Fundamentalism and Literature

Round, Polished Stones

Albert Goldbarth is the author of more than twenty-five books of poetry, most recently Selfish (2015), Everyday People (2012), and The Kitchen Sink: New and Selected Poems, 1972–2007 (2007), all from Graywolf Press. He has twice won the National Book Critics Circle Award in Poetry.

Ending with a Line from “Sir Patrick Spens”

Keith Ratzlaff teaches poetry and literature at Central College in Pella, Iowa. His most recent books of poetry, Then, A Thousand Crows (2009) and Dubious Angels: Poems after Paul Klee (2005), are from Anhinga Press, as will be his next, Who’s Asking? His poems and reviews have appeared recently in the Cincinnati Review, Arts and Letters, Colorado Review, and the American Reader; his honors include the Theodore Roethke Award, two Pushcart Prizes, and inclusion in The Best American Poetry 2009. 
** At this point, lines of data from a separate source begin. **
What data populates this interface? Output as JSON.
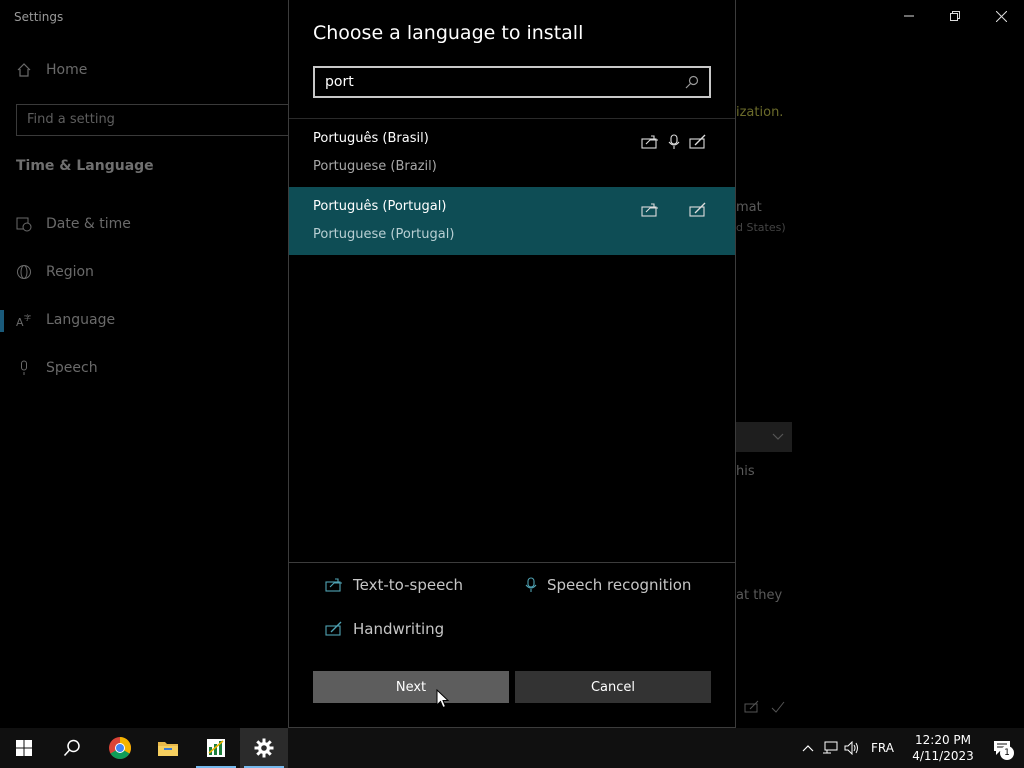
{
  "window": {
    "title": "Settings"
  },
  "sidebar": {
    "home": "Home",
    "search_placeholder": "Find a setting",
    "section": "Time & Language",
    "items": [
      {
        "label": "Date & time",
        "icon": "calendar-clock-icon"
      },
      {
        "label": "Region",
        "icon": "globe-icon"
      },
      {
        "label": "Language",
        "icon": "language-icon"
      },
      {
        "label": "Speech",
        "icon": "microphone-icon"
      }
    ]
  },
  "background": {
    "snippets": [
      "ization.",
      "mat",
      "d States)",
      "his",
      "at they"
    ]
  },
  "dialog": {
    "title": "Choose a language to install",
    "search_value": "port",
    "languages": [
      {
        "native": "Português (Brasil)",
        "english": "Portuguese (Brazil)",
        "tts": true,
        "speech": true,
        "handwriting": true,
        "selected": false
      },
      {
        "native": "Português (Portugal)",
        "english": "Portuguese (Portugal)",
        "tts": true,
        "speech": false,
        "handwriting": true,
        "selected": true
      }
    ],
    "legend": {
      "tts": "Text-to-speech",
      "speech": "Speech recognition",
      "handwriting": "Handwriting"
    },
    "next_label": "Next",
    "cancel_label": "Cancel"
  },
  "taskbar": {
    "language": "FRA",
    "time": "12:20 PM",
    "date": "4/11/2023",
    "notification_count": "1"
  },
  "colors": {
    "selected_row": "#0e4d55",
    "accent": "#76b9ed"
  }
}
On Unlearning to Fly by Jennifer Brice

on The Formalesque: A Guide to Modern Art and Its History by Bernard Smith

White Heat (on A Little Salvation: Poems Old and New by Judson Mitcham; Outlaw Style by R. T. Smith; Foiled Again by J. Allyn Rosser; Cleaning a Rainbow by Gary Gildner; and A New Hunger by Laure-Anne Bosselaar)

Greg Johnson, whose reviews have appeared regularly in our pages across many years, has published two novels, five collections of short stories, and several volumes of nonfiction. He lives in Atlanta and teaches in the graduate writing program at Kennesaw State University.

Time After Time (on Our Former Lives in Art by Jennifer S. Davis; The Gateway: Stories by T. M. McNally; Tell Borges If You See Him: Tales of Contemporary Somnambulism by Peter LaSalle)

Black Snake & Steadiness

Margaret Gibson is the current poet laureate of Connecticut and the author of twelve books of poems, all from Louisiana State University Press, most recently Not Hearing the Wood Thrush (2018) and The Glass Globe (forthcoming in 2021), as well as a memoir, The Prodigal Daughter (University of Missouri Press, 2008). The Vigil (1993) was a finalist for the National Book Award in Poetry; Broken Cup (2016) was a finalist for the Poets’ Prize, and its title poem won a Pushcart Prize that year. Gibson is professor emerita at the University of Connecticut.

Running